=== What the exercise asks ===
Set down the records that follow in full and without changes.

———

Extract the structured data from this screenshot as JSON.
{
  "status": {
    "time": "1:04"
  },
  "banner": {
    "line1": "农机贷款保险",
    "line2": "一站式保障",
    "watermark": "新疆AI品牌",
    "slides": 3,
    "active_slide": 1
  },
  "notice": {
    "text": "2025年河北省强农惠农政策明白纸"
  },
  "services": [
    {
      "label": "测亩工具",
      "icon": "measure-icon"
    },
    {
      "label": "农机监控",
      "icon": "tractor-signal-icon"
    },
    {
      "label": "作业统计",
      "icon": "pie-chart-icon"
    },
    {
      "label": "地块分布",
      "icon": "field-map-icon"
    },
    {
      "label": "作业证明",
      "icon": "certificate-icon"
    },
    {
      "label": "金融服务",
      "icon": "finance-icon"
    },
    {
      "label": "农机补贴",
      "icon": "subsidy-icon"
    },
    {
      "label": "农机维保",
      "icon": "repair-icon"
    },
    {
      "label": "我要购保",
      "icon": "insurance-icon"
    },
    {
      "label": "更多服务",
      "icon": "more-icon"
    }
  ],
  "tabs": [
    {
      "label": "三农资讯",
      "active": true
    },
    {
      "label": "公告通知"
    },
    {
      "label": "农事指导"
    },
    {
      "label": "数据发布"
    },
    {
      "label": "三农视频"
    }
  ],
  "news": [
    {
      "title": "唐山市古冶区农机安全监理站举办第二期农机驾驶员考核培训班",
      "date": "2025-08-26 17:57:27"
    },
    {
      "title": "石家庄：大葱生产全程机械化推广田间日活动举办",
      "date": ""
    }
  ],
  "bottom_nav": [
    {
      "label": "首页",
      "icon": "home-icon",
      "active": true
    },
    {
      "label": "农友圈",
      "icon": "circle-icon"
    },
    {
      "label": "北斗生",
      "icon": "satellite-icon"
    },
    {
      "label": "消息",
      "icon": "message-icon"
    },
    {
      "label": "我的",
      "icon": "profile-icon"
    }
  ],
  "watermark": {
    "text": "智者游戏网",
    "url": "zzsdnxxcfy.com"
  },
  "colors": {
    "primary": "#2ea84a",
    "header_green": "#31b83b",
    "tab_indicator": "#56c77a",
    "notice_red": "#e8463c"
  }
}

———

=== Expected answer ===
Extract the structured data from this screenshot as JSON.
{
  "status": {
    "time": "1:04"
  },
  "banner": {
    "line1": "农机贷款保险",
    "line2": "一站式保障",
    "watermark": "新疆AI品牌",
    "slides": 3,
    "active_slide": 1
  },
  "notice": {
    "text": "2025年河北省强农惠农政策明白纸"
  },
  "services": [
    {
      "label": "测亩工具",
      "icon": "measure-icon"
    },
    {
      "label": "农机监控",
      "icon": "tractor-signal-icon"
    },
    {
      "label": "作业统计",
      "icon": "pie-chart-icon"
    },
    {
      "label": "地块分布",
      "icon": "field-map-icon"
    },
    {
      "label": "作业证明",
      "icon": "certificate-icon"
    },
    {
      "label": "金融服务",
      "icon": "finance-icon"
    },
    {
      "label": "农机补贴",
      "icon": "subsidy-icon"
    },
    {
      "label": "农机维保",
      "icon": "repair-icon"
    },
    {
      "label": "我要购保",
      "icon": "insurance-icon"
    },
    {
      "label": "更多服务",
      "icon": "more-icon"
    }
  ],
  "tabs": [
    {
      "label": "三农资讯",
      "active": true
    },
    {
      "label": "公告通知"
    },
    {
      "label": "农事指导"
    },
    {
      "label": "数据发布"
    },
    {
      "label": "三农视频"
    }
  ],
  "news": [
    {
      "title": "唐山市古冶区农机安全监理站举办第二期农机驾驶员考核培训班",
      "date": "2025-08-26 17:57:27"
    },
    {
      "title": "石家庄：大葱生产全程机械化推广田间日活动举办",
      "date": ""
    }
  ],
  "bottom_nav": [
    {
      "label": "首页",
      "icon": "home-icon",
      "active": true
    },
    {
      "label": "农友圈",
      "icon": "circle-icon"
    },
    {
      "label": "北斗生",
      "icon": "satellite-icon"
    },
    {
      "label": "消息",
      "icon": "message-icon"
    },
    {
      "label": "我的",
      "icon": "profile-icon"
    }
  ],
  "watermark": {
    "text": "智者游戏网",
    "url": "zzsdnxxcfy.com"
  },
  "colors": {
    "primary": "#2ea84a",
    "header_green": "#31b83b",
    "tab_indicator": "#56c77a",
    "notice_red": "#e8463c"
  }
}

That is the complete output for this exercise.